Listen More. Talk Less
For example, a big company is looking for a new legal team. They decided to drop their former law firm because of a series or wrongdoings in their tax declarations, which lead to a full investigation. Your legal team must be fully informed of the recent outcomes of such investigation, and the mistakes made by their former legal practitioners. All of the above without making assumptions, talking down your colleagues or expressing opinions on the delicate matters regarding the situation.
As most of the information about high profile clients and companies can be found online, it is available to the general public and you should leverage that information. You will surely increase your chances of getting that big case or client by providing great feedback and expert opinion even before a retainer contract is signed. When lawyers give great case insights on a first meeting, clients will be able to fully understand what these lawyers are capable of, when hired on a long-term basis.
More Ways To Prepare
A great idea to prepare the team for a presentation or meeting is to draft a company briefing, which includes mission, vision, size, international presence, as well as the names (including pictures) of the general manager or the people invited to the meeting. There is nothing more important than a first impression. Although the company may have several interviews with your competitors, your firm will stand out from the rest by showing that your firm invested time in getting to know the company and its board of directors. Doing this demonstrates that the firm truly cares about clients and is willing to go the extra mile to protect their assets and stability. A couple of hours of dedicated research and preparation can result in millions of dollars in contracts. Subscribe to the Leopard Blog for discussions on time management, diversity, law firm insights, and other relevant topics.

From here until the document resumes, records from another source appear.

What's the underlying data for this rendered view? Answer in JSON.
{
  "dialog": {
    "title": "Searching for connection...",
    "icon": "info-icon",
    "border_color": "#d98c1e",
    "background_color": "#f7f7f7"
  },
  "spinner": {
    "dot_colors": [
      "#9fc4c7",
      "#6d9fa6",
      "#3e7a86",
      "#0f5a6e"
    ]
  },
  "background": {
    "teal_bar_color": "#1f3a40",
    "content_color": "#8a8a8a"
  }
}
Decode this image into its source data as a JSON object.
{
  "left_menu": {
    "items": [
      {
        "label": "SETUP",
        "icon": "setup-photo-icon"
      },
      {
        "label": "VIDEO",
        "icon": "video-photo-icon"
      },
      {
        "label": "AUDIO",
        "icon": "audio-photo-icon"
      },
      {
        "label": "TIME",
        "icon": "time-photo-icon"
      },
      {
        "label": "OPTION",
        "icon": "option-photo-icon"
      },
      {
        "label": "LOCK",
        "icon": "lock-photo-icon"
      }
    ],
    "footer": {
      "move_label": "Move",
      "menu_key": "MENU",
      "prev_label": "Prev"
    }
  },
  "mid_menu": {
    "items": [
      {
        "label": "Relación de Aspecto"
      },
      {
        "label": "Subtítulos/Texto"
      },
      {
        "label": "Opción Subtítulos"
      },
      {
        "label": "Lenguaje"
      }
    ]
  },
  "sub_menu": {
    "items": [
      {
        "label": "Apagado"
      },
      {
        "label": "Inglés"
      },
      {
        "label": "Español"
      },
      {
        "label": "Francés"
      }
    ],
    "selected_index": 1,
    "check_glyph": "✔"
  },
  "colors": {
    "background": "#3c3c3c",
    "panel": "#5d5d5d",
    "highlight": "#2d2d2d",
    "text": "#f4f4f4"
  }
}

Leopard Solutions is an online resource for real-time legal data and insights for law firms, corporations, law schools, recruiters, and attorneys. Our suite of data intelligence tools helps you with business development, firmographics, marketing, and data analysis. Our tools are popular with HR teams, talent acquisition/recruiters, business development, sales, and marketing teams.